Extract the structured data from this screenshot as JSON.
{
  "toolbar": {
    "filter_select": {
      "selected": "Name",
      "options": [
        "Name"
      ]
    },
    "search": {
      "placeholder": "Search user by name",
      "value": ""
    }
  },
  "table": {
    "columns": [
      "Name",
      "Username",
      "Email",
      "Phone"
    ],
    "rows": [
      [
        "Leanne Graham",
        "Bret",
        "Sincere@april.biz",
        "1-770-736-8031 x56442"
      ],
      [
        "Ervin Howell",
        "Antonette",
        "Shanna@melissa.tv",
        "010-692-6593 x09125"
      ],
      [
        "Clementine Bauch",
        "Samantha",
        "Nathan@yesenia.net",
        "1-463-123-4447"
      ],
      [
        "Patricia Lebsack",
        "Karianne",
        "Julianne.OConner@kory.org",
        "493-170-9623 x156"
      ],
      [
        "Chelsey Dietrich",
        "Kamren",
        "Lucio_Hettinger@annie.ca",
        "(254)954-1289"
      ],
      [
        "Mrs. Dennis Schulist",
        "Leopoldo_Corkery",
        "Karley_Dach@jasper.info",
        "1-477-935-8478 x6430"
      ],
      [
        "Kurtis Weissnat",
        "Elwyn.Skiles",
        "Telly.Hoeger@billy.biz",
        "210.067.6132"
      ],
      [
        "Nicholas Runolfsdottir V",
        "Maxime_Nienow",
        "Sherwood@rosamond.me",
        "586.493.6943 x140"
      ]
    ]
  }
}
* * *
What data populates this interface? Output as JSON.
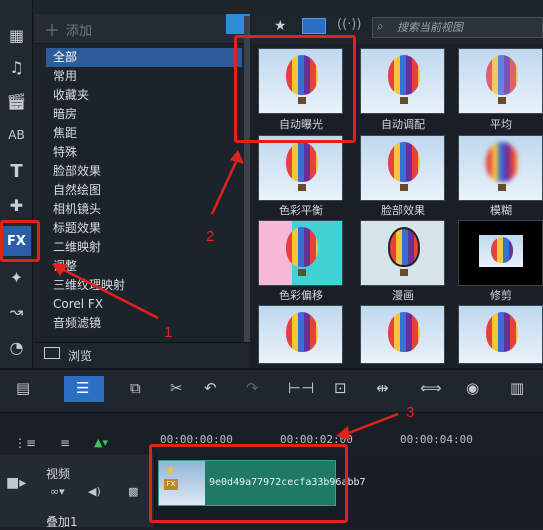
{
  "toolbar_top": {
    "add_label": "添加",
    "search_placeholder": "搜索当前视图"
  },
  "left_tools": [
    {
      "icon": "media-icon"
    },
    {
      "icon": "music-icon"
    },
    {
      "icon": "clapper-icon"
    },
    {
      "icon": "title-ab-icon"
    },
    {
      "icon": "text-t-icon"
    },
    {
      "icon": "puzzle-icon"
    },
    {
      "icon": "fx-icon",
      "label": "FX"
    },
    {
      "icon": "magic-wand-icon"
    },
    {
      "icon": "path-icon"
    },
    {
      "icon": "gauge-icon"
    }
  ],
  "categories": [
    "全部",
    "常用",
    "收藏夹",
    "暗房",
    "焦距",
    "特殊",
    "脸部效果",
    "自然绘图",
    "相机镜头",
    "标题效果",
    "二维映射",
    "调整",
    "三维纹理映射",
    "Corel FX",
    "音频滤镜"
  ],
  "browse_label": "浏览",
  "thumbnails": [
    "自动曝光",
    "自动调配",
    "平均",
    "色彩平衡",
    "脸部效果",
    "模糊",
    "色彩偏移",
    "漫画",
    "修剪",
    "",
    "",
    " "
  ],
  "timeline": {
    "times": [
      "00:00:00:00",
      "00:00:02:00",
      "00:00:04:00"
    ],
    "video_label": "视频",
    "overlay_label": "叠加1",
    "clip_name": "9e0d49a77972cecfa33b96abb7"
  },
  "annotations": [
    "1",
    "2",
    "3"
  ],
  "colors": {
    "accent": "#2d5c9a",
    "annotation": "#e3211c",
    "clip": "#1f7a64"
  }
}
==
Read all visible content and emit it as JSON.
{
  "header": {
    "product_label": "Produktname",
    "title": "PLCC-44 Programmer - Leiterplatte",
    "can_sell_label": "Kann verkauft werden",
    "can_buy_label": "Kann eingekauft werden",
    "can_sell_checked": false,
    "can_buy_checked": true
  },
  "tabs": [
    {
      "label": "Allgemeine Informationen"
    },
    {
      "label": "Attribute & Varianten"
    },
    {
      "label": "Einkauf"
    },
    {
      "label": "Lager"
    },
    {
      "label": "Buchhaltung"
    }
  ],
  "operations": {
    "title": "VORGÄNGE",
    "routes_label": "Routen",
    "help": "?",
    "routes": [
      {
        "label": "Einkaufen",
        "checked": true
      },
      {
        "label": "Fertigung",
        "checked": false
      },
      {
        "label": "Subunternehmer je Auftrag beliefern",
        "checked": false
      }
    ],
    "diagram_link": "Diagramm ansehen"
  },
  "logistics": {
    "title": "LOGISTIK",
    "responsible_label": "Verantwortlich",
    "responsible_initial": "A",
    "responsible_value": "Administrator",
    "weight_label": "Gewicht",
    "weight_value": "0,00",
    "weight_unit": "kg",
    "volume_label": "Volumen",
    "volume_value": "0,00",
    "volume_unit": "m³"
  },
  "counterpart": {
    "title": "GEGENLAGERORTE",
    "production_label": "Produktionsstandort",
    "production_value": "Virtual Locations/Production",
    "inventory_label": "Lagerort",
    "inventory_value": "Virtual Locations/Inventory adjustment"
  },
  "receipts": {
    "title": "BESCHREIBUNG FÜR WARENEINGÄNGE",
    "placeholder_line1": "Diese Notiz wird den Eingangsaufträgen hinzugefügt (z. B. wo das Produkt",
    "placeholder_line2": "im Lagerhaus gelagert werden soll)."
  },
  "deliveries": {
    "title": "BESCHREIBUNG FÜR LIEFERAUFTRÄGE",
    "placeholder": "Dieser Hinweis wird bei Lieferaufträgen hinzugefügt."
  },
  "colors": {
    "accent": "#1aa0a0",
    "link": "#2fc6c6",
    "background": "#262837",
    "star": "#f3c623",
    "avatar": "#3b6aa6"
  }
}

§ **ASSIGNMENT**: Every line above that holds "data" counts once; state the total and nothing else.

§ **WRITTEN RESPONSE**: 2